At the same time, almost immediately after counties were formed, the governors began pushing for a constitutional referendum to secure additional finances. Half of the public supported this push when Afrobarometer asked them in 2014.
What was striking about this for the external observer was that Kenya opted for broad and deep legal and institutional reform in 2010. Presumably, when a society decides collectively, as Kenyans did in adopting the new Constitution, to reinvent its formal institutions, it is affirming its belief in institutions as a mechanism of social change. Otherwise, why create a Senate, or counties, or the Salaries and Remuneration Commission?
It would seem to follow that the next step in the reform process is to actually utilise these institutions to secure specific changes. Of course, it is always possible in a democratic society for people to decide that formal institutions are not working and require fundamental change. A constitutional referendum is a legitimate way to achieve this.

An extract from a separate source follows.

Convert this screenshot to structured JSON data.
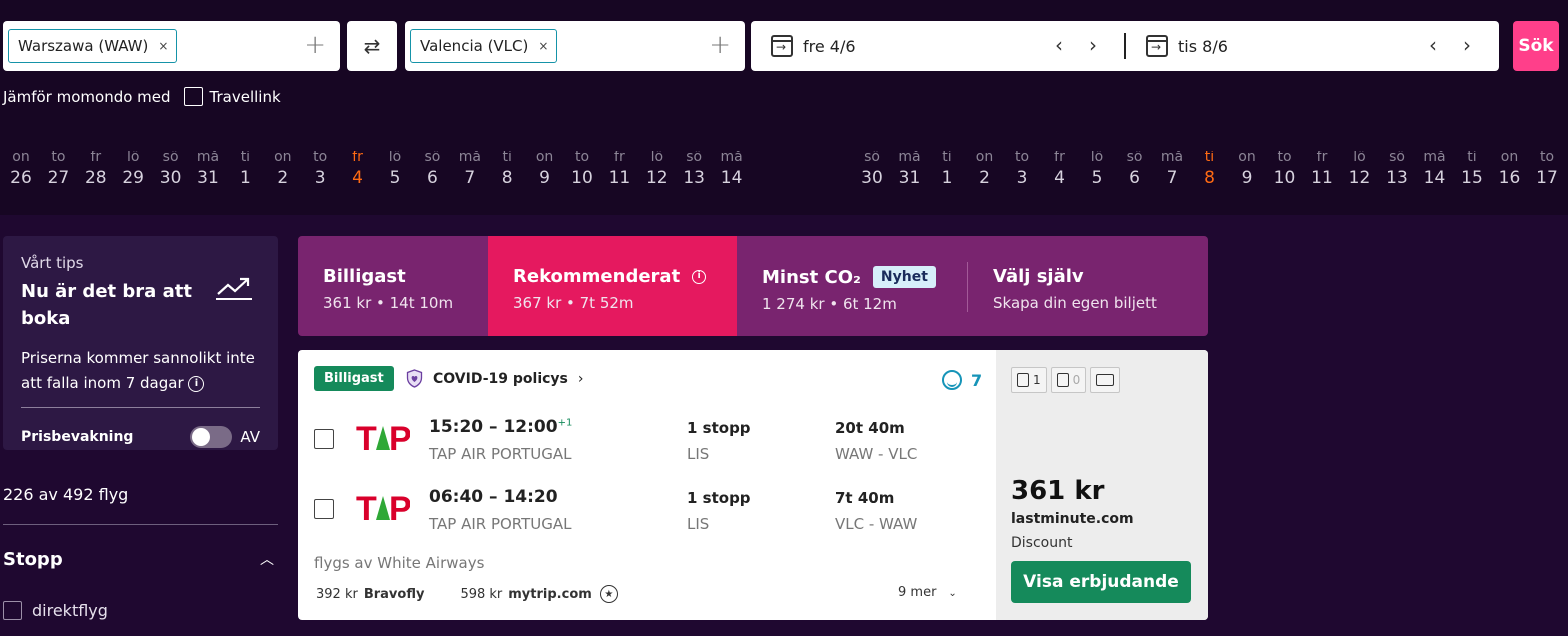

It raises concerns, however, when constitutional reform becomes a way of life. Rather than the last option to consider when others have failed, it becomes the first option when people are dissatisfied with a particular policy.
In this case, it seemed to me, if in fact people felt that counties were not receiving adequate funds, there was a process by which parliament made (and still makes) those decisions on an annual basis. That process should involve public hearings, and in fact such hearings have been held. However, very few citizens, or even organised interests, have participated in them.
A mere handful had done so at the time of the referendum call. This revealed that the public did not see itself as having a role to play in influencing formal institutions as envisioned by the Constitution, but had already lost faith in new institutions (or never had any to begin with).
This exposes a central paradox. The global trend among democratic reformers in recent years has been toward greater openness and opportunities for direct citizen participation. This animating spirit is evident in Kenya’s Constitution, which is why it received broad public support in 2010. Yet the evidence since would suggest that many Kenyans expected the Constitution itself to deliver change, without any further action on their part.
They did not understand, and still do not understand, what the Constitution actually demands of them as citizens. It cannot deliver much unless citizens use the opportunities and information it promises them to influence, cajole, and reform the political system.
How will this gap between citizen expectations and citizen agency be closed?
Jason Lakin is Kenya country director for the International Budget Partnership. E-mail: [email protected]